Black Peoples of America - What is Slavery?
A slave is someone who is owned by another person.
A slave has:
A slave has to do what is asked of him by his master, usually this is work of some kind. Slaves are punished for not following their master's orders, working too slowly, or attempting to runaway. When we think of slavery today we think of the black Africans who were captured, sold into slavery and taken to the Americas to work on the plantations there.
This picture shows a slave who has been muzzled. Probably as a punishment for talking too much.This picture shows a slave who has been muzzled. Probably as a punishment for talking too much.
Slavery, as an institution, has a very long history.
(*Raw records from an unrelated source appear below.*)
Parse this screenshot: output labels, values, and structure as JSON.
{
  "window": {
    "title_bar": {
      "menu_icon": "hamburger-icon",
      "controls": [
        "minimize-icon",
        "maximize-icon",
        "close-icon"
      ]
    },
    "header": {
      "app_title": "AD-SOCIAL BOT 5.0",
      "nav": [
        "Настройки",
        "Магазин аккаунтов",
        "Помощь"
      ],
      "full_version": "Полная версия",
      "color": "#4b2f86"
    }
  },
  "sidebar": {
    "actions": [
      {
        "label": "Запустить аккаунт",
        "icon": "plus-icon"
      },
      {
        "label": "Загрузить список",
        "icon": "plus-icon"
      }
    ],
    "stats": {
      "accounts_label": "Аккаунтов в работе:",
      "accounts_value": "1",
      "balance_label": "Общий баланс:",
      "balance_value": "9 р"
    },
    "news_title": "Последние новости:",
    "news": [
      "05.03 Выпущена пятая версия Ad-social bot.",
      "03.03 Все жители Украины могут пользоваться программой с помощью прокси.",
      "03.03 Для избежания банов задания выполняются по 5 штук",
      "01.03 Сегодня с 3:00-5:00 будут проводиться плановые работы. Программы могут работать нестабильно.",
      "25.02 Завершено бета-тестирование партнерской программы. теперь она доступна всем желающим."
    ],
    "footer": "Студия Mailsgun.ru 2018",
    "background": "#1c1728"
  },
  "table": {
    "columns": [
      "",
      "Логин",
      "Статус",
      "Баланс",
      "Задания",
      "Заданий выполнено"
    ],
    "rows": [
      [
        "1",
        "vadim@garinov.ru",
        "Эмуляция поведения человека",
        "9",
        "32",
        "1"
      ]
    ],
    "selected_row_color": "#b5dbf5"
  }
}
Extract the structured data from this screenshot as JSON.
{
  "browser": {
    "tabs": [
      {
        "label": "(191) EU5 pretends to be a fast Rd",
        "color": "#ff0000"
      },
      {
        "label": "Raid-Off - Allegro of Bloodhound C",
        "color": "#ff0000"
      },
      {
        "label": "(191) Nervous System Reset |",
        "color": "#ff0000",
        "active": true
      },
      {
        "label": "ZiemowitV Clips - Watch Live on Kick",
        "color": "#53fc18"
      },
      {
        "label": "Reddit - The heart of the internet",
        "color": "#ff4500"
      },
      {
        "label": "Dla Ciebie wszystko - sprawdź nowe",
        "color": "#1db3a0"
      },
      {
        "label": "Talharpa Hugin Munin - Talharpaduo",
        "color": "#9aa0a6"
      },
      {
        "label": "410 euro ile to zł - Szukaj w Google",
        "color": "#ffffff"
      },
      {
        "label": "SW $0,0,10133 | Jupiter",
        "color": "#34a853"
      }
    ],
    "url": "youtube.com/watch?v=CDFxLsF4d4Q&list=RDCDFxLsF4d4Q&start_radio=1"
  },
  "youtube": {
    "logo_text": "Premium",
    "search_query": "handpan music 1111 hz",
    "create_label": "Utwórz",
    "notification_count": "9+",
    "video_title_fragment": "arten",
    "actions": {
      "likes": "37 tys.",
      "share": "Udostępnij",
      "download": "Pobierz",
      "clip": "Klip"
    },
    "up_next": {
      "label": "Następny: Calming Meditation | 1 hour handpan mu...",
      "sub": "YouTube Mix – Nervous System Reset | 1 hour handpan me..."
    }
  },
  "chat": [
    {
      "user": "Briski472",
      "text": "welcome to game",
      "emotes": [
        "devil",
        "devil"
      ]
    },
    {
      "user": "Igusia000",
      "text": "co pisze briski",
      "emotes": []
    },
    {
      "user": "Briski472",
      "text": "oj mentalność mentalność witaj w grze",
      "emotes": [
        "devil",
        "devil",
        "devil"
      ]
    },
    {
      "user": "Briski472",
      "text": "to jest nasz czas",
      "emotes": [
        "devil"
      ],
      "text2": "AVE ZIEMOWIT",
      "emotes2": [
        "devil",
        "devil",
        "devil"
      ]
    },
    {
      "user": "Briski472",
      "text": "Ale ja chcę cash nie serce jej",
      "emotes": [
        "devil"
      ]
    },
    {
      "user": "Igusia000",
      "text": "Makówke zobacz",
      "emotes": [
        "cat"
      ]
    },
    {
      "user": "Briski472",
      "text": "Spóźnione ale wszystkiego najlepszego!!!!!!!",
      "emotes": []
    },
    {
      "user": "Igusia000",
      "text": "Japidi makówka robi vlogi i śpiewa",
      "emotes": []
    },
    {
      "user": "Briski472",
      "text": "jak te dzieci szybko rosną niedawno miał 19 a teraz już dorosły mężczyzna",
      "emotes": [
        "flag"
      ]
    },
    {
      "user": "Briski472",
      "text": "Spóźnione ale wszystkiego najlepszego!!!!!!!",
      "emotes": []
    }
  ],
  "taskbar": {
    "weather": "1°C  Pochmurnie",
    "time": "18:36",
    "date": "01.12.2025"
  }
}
Indeed slaves were used to build the pyramids by the ancient Egyptians, by the Romans and by the Ancient Britons. Slavery was abolished in Britain in 1807.
This picture shows slaves in ancient Egypt carrying stones used to build the pyramidsThis picture shows slaves in ancient Egypt carrying stones used to build the pyramids
Sadly, slavery is not a thing of the past. In 1999, the International Labour Conference condemned the government of Myanmar (Burma) for their " ..widespread use of forced labor.." And throughout our modern world, women and young girls are forced into prostitution, while both children and adults work in near slavery conditions in sweat shops producing goods for the western world.
The Neo-Assyrian Empire used earthen ramps, siege towers and battering rams in sieges; the Greeks and Alexander the Great created destructive new engines known as artillery to further their sieges, and the Romans used every technique to perfection. That is to say, the Romans were not inventors, but they were superb engineers and disciplined, tough soldiers who fought against great odds and won, repeatedly.... Read More
Demetrius I, King of Macedon, invented many siege engines including battering rams and siege towers. For the Siege of Rhodes, he created the Helepolis, the Taker of Cities, a huge armored siege tower containing many heavy catapults.
The island city of Rhodes maintained its neutrality among the warring nations of the time, although it remained friendly to Ptolemy I of Egypt, the enemy of Demetrius of... Read More
In the first part of this series, we noted the siege equipment of the Assyrians consisted of complex battering rams, earthen ramps and a dedicated corps of engineers and sappers. Alexander the Great and the Greeks would take the next steps in the evolution of siege warfare. The Greeks had invented the catapult circa 399 B.C. Alexander innovated by fastening catapults and ballistas on the decks of ships to breach... Read More
While sieges had taken place earlier than the Neo-Assyrian Empire, such as that between Egyptian Pharoah Thutmose III and Canaanite rebels led by Kadesh at the Megiddo fortress in the 15th century B.C., the Assyrians perfected the art of siege warfare during the Neo-Assyrian Empire from 911 to 609 B.C.
Through war and conquest, Assyria became the most powerful empire the world had yet seen. After the... Read More
For one thousand years, chariots rolled through the Middle East, terrifying armies, destroying infantry lines and changing the face of war. Sumerians used heavy battlewagons with solid wheels drawn by wild asses around 2600 B.C. Until the innovation of spoked wheels, the weight of the battlewagons hindered their utility in war. The domestication of the horse inspired further chariot innovation as horses... Read More